**Required work**
From the entries, copy each line that includes "screenshot".
§ §
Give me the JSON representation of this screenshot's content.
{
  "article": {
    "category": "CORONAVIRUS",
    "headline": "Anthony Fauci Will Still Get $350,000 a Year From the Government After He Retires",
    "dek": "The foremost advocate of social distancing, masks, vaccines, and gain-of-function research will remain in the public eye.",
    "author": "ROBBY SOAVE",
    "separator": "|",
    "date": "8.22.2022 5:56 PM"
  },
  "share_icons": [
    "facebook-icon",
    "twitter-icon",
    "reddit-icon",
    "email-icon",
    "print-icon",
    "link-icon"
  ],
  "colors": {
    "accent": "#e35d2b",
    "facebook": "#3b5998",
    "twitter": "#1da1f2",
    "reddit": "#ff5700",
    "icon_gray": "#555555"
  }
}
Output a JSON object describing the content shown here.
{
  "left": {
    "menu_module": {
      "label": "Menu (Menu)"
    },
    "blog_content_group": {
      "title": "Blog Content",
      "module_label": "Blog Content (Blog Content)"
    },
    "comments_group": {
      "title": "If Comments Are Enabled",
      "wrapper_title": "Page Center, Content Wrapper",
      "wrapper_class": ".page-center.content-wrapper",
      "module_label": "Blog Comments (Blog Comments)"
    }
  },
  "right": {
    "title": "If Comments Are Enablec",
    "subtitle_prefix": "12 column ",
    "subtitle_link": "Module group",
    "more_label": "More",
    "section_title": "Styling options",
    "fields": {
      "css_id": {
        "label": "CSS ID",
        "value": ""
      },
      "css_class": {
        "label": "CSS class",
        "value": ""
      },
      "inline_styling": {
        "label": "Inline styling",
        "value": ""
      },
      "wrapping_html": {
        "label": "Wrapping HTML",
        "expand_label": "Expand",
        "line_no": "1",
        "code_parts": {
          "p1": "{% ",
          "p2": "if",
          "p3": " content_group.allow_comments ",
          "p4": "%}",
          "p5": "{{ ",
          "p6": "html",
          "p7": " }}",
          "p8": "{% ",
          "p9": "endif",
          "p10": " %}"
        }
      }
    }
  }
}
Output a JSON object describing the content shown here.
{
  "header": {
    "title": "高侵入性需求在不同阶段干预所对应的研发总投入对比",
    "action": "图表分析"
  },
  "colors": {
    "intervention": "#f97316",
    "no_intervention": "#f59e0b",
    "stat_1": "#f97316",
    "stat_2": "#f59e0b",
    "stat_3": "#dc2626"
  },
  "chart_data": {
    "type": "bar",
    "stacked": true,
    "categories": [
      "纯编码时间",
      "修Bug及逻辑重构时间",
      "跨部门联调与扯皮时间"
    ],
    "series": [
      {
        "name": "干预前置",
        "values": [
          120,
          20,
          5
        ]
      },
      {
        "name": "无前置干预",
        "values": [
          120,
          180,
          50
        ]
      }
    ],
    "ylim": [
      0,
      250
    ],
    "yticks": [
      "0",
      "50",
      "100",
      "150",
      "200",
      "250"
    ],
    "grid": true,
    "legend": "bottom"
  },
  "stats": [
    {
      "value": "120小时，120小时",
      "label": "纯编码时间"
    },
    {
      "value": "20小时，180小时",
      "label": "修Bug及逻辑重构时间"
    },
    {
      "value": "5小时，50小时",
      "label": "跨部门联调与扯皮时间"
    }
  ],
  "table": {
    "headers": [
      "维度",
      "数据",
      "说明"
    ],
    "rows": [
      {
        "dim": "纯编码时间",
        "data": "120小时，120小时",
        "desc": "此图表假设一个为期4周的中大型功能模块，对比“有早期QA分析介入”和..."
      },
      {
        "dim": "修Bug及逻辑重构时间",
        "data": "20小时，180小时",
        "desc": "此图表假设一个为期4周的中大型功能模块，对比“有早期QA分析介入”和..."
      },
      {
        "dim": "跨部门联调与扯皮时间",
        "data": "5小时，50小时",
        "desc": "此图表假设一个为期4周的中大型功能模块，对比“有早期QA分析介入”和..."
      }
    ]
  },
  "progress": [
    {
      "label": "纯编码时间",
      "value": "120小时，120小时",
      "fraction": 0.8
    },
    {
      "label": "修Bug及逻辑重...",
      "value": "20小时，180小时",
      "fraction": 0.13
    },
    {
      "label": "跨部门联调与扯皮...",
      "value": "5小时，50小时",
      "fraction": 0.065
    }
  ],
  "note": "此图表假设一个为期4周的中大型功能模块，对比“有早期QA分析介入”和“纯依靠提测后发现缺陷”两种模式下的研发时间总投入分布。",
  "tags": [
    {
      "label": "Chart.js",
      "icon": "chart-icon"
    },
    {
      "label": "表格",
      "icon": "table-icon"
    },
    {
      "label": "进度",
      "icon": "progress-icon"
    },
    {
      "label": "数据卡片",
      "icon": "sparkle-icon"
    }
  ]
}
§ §
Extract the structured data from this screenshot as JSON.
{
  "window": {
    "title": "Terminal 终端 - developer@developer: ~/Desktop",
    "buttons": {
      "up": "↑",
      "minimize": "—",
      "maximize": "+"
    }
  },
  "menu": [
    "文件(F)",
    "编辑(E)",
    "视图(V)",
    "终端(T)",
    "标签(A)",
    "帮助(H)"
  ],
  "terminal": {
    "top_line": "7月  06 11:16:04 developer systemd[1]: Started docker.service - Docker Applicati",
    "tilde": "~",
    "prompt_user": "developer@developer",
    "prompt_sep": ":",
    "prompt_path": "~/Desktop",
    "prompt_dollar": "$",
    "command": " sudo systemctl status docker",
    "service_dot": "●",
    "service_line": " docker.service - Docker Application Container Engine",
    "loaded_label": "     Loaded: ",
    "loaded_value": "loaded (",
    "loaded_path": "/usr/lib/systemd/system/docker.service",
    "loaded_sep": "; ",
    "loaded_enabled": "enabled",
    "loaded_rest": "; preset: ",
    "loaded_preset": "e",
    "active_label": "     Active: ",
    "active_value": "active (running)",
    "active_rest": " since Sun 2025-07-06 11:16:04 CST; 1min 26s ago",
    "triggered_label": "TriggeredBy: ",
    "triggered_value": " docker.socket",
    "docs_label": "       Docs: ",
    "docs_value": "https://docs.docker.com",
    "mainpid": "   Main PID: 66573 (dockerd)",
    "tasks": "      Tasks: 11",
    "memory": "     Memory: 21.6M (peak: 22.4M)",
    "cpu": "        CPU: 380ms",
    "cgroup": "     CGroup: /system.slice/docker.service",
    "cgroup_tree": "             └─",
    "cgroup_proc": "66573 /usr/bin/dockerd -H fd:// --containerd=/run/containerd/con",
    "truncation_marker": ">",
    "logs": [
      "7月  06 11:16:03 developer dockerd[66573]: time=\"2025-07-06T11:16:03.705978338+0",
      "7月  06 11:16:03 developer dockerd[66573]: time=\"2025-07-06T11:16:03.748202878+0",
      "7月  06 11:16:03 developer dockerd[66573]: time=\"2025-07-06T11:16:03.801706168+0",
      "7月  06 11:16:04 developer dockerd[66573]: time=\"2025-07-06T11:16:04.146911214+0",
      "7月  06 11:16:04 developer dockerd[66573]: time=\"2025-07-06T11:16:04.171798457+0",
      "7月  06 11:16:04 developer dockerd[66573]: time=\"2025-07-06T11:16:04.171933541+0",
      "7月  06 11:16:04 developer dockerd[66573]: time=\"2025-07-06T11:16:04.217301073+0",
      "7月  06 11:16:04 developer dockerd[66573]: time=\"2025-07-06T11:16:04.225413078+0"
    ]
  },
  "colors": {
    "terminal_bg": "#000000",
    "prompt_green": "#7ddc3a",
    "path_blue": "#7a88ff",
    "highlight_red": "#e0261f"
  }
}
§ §
**Task result**
Give me the JSON representation of this screenshot's content.
Extract the structured data from this screenshot as JSON.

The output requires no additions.